What is needed
Copy every line below exactly.

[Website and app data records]
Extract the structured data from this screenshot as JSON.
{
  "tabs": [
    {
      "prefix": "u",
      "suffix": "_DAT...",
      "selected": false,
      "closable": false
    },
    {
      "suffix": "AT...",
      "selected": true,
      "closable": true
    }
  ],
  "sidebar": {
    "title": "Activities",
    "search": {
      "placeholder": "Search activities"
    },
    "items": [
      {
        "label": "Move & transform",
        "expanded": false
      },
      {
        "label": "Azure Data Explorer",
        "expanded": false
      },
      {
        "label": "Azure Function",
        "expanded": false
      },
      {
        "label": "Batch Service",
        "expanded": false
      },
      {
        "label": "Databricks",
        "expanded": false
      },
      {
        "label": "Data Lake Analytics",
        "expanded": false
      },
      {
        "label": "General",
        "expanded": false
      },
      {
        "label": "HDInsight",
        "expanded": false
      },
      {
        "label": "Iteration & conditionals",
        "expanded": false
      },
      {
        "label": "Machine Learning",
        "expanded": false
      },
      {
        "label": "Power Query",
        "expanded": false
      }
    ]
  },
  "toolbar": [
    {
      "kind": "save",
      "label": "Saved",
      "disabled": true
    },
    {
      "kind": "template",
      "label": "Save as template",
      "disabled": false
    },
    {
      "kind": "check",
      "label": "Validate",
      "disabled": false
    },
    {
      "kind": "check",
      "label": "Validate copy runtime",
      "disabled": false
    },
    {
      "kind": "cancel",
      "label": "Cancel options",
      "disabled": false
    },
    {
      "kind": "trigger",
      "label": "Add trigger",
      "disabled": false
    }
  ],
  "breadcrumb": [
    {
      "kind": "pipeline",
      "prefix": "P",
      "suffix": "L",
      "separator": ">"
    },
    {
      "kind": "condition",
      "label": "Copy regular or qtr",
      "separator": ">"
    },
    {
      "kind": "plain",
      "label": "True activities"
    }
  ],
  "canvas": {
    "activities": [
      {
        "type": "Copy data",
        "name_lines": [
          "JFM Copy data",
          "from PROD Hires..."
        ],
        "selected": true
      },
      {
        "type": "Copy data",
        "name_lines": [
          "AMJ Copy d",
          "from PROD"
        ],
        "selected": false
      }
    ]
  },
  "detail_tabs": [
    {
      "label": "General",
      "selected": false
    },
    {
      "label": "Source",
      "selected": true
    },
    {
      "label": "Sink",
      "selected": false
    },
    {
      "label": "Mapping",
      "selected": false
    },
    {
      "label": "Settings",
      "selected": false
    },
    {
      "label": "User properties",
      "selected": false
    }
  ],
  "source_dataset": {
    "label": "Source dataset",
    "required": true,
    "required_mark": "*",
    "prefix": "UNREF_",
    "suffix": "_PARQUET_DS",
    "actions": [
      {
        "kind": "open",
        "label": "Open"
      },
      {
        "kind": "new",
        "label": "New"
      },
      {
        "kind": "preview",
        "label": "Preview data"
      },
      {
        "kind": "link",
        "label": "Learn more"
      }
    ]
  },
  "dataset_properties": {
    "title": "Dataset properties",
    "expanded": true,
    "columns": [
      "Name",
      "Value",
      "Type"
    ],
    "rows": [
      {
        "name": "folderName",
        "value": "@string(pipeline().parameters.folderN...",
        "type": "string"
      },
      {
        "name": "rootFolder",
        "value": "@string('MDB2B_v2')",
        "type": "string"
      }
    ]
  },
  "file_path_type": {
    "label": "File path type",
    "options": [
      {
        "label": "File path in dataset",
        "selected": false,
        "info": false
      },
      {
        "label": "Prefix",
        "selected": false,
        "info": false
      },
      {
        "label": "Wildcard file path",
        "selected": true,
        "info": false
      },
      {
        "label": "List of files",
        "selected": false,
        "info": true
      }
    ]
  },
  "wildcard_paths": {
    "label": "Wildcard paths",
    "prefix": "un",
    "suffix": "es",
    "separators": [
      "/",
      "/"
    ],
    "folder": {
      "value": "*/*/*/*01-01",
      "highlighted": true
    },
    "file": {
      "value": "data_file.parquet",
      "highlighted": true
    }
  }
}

Exercise output
Extract the structured data from this screenshot as JSON.
{
  "tabs": [
    {
      "prefix": "u",
      "suffix": "_DAT...",
      "selected": false,
      "closable": false
    },
    {
      "suffix": "AT...",
      "selected": true,
      "closable": true
    }
  ],
  "sidebar": {
    "title": "Activities",
    "search": {
      "placeholder": "Search activities"
    },
    "items": [
      {
        "label": "Move & transform",
        "expanded": false
      },
      {
        "label": "Azure Data Explorer",
        "expanded": false
      },
      {
        "label": "Azure Function",
        "expanded": false
      },
      {
        "label": "Batch Service",
        "expanded": false
      },
      {
        "label": "Databricks",
        "expanded": false
      },
      {
        "label": "Data Lake Analytics",
        "expanded": false
      },
      {
        "label": "General",
        "expanded": false
      },
      {
        "label": "HDInsight",
        "expanded": false
      },
      {
        "label": "Iteration & conditionals",
        "expanded": false
      },
      {
        "label": "Machine Learning",
        "expanded": false
      },
      {
        "label": "Power Query",
        "expanded": false
      }
    ]
  },
  "toolbar": [
    {
      "kind": "save",
      "label": "Saved",
      "disabled": true
    },
    {
      "kind": "template",
      "label": "Save as template",
      "disabled": false
    },
    {
      "kind": "check",
      "label": "Validate",
      "disabled": false
    },
    {
      "kind": "check",
      "label": "Validate copy runtime",
      "disabled": false
    },
    {
      "kind": "cancel",
      "label": "Cancel options",
      "disabled": false
    },
    {
      "kind": "trigger",
      "label": "Add trigger",
      "disabled": false
    }
  ],
  "breadcrumb": [
    {
      "kind": "pipeline",
      "prefix": "P",
      "suffix": "L",
      "separator": ">"
    },
    {
      "kind": "condition",
      "label": "Copy regular or qtr",
      "separator": ">"
    },
    {
      "kind": "plain",
      "label": "True activities"
    }
  ],
  "canvas": {
    "activities": [
      {
        "type": "Copy data",
        "name_lines": [
          "JFM Copy data",
          "from PROD Hires..."
        ],
        "selected": true
      },
      {
        "type": "Copy data",
        "name_lines": [
          "AMJ Copy d",
          "from PROD"
        ],
        "selected": false
      }
    ]
  },
  "detail_tabs": [
    {
      "label": "General",
      "selected": false
    },
    {
      "label": "Source",
      "selected": true
    },
    {
      "label": "Sink",
      "selected": false
    },
    {
      "label": "Mapping",
      "selected": false
    },
    {
      "label": "Settings",
      "selected": false
    },
    {
      "label": "User properties",
      "selected": false
    }
  ],
  "source_dataset": {
    "label": "Source dataset",
    "required": true,
    "required_mark": "*",
    "prefix": "UNREF_",
    "suffix": "_PARQUET_DS",
    "actions": [
      {
        "kind": "open",
        "label": "Open"
      },
      {
        "kind": "new",
        "label": "New"
      },
      {
        "kind": "preview",
        "label": "Preview data"
      },
      {
        "kind": "link",
        "label": "Learn more"
      }
    ]
  },
  "dataset_properties": {
    "title": "Dataset properties",
    "expanded": true,
    "columns": [
      "Name",
      "Value",
      "Type"
    ],
    "rows": [
      {
        "name": "folderName",
        "value": "@string(pipeline().parameters.folderN...",
        "type": "string"
      },
      {
        "name": "rootFolder",
        "value": "@string('MDB2B_v2')",
        "type": "string"
      }
    ]
  },
  "file_path_type": {
    "label": "File path type",
    "options": [
      {
        "label": "File path in dataset",
        "selected": false,
        "info": false
      },
      {
        "label": "Prefix",
        "selected": false,
        "info": false
      },
      {
        "label": "Wildcard file path",
        "selected": true,
        "info": false
      },
      {
        "label": "List of files",
        "selected": false,
        "info": true
      }
    ]
  },
  "wildcard_paths": {
    "label": "Wildcard paths",
    "prefix": "un",
    "suffix": "es",
    "separators": [
      "/",
      "/"
    ],
    "folder": {
      "value": "*/*/*/*01-01",
      "highlighted": true
    },
    "file": {
      "value": "data_file.parquet",
      "highlighted": true
    }
  }
}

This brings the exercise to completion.